A trial court is required to properly instruct the jury on a party's theory of the case. Wood v. Groh, 269 Kan. 420, 423, 7 P.3d 1163 (2000). When reviewing challenges to jury instructions, this court is required to consider all the instructions together, read as a whole, and not to isolate any one instruction. If the instructions properly and fairly state the law as applied to the facts of the case, and a jury could not reasonably have been misled by them, the instructions do not constitute reversible error even if they are in some way erroneous. State v. Mitchell, 269 Kan. 349, 355, 7 P.3d 1135 (2000).
BPA argues that PIK Civ. 3d 126.31 should have been modified to incorporate the holding from Agnew. The instruction given to the jury reads:
"A landlord who leases parts of its premises to different tenants and expressly or impliedly reserves other parts thereof, such as entrances and walks, for the common use of different tenants, has a duty to exercise ordinary care to keep in a safe condition such reserved parts for use in the manner and for the purpose intended."
The jury was also instructed:
"Negligence is the lack of ordinary care.

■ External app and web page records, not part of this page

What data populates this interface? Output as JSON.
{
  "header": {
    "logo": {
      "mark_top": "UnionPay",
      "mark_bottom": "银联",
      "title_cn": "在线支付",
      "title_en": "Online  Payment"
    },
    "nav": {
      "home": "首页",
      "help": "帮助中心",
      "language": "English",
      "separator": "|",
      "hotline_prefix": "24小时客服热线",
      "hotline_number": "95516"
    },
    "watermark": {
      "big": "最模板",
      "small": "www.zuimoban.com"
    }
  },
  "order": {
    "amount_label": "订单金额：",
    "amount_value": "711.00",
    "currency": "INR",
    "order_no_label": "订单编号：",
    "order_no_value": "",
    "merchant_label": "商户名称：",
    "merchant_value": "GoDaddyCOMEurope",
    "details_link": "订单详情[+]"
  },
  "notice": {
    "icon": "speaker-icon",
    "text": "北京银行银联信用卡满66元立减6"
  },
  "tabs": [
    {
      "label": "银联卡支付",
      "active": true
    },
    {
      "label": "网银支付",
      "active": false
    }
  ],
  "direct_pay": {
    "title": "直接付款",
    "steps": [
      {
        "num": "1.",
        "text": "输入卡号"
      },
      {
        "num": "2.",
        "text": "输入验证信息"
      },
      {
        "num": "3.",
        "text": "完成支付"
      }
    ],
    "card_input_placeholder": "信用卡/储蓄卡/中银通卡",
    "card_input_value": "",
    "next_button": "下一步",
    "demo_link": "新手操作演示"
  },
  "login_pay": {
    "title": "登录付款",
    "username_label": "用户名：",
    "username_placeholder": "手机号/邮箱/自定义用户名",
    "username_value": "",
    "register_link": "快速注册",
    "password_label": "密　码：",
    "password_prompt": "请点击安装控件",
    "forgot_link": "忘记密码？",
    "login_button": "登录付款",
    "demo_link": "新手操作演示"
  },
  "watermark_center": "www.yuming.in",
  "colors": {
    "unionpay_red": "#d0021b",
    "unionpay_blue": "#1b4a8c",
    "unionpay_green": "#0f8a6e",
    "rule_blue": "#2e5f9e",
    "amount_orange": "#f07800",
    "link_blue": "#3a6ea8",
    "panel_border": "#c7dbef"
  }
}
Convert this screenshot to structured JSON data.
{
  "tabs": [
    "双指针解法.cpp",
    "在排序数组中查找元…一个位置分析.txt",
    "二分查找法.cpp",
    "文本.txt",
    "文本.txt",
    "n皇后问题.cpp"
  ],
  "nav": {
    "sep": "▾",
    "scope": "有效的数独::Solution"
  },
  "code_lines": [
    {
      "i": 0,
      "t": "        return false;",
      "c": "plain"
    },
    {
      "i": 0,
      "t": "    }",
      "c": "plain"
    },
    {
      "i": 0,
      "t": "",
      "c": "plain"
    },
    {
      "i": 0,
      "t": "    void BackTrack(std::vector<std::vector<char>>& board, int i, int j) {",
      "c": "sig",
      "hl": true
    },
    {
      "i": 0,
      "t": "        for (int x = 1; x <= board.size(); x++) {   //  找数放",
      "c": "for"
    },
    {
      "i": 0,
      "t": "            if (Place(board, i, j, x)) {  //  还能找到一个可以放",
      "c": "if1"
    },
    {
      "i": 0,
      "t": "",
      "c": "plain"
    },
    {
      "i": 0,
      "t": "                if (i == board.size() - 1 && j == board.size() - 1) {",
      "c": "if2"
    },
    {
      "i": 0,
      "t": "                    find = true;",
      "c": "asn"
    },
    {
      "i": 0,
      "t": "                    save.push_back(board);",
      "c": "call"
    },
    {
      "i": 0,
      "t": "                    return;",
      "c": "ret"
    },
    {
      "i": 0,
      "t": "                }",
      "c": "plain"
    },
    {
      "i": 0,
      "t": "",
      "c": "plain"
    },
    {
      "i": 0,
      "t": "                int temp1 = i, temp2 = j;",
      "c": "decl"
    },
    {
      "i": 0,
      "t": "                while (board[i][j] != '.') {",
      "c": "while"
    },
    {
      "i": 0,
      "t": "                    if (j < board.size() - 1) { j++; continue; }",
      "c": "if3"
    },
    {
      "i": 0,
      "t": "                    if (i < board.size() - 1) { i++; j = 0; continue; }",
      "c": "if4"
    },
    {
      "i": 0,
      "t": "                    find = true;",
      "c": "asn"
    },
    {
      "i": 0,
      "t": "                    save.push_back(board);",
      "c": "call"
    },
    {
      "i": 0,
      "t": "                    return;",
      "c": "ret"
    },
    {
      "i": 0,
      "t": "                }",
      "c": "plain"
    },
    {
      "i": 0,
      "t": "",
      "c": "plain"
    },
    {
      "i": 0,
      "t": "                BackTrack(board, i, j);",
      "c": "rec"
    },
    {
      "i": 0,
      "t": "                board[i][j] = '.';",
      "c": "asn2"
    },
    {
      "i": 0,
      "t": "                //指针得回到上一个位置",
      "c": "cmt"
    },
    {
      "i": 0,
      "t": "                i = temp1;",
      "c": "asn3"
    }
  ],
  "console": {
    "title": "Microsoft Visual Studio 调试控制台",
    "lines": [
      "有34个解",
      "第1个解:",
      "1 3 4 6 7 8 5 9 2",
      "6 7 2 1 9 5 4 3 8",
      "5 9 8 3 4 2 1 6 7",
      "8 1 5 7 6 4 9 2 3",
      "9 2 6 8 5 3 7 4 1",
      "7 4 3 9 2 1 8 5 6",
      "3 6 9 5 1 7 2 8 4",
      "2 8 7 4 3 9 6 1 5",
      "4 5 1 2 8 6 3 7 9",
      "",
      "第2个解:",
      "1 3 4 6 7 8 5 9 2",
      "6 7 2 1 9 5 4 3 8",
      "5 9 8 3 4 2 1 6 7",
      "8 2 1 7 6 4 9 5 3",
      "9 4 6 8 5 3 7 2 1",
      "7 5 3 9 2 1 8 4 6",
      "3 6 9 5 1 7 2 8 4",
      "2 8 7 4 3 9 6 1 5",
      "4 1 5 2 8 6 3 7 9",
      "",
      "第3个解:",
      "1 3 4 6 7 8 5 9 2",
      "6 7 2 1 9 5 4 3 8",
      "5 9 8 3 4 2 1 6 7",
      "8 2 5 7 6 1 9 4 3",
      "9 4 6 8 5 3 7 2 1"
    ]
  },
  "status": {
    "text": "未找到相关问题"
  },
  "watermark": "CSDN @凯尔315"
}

It is the failure of a person to do something that an ordinary person would do, or the act of a person in doing something that an ordinary person would not do, measured by all the circumstances then existing."
BPA's purposed instruction read:
"Absent unusual circumstances, a landlord does not breach the duty of ordinary care owed to tenants to keep premises in a reasonably safe condition by not removing accumulated precipitation from exterior surfaces during a winter storm and a reasonable time thereafter."
As discussed, there are numerous factual differences between Agnew and the present case. Ultimately, the jury here was instructed to apply the "ordinary care" standard to the evidence presented in the case. BPA acknowledges that it was allowed to argue its version of the facts to the jury. It was permitted to argue that due to the circumstances of the ongoing storm, it was unreasonable to expect BPA to salt the sidewalks until a reasonable time thereafter. The jury was allowed to consider this argument in determining whether BPA exercised ordinary care under the circumstances.
Given the factual differences between the present case and Agnew, it does not appear that the trial court abused its discretion when it refused to give BPA's proposed instruction. The instruction which was given fairly and accurately stated the law as it applies to landlord-tenant relationships. The trial court could have given an instruction to the jury concerning the legal principle of Agnew. However, we do not believe the trial court committed reversible error by failing to give such an instruction in this case.
Finally, even if the trial court should have given an Agnew instruction, we question whether BPA's proposed instruction was sufficient. To instruct the jury to determine the meaning of "absent unusual circumstances," without any further guidance or explanation, possibly would have been more confusing than helpful for the jury.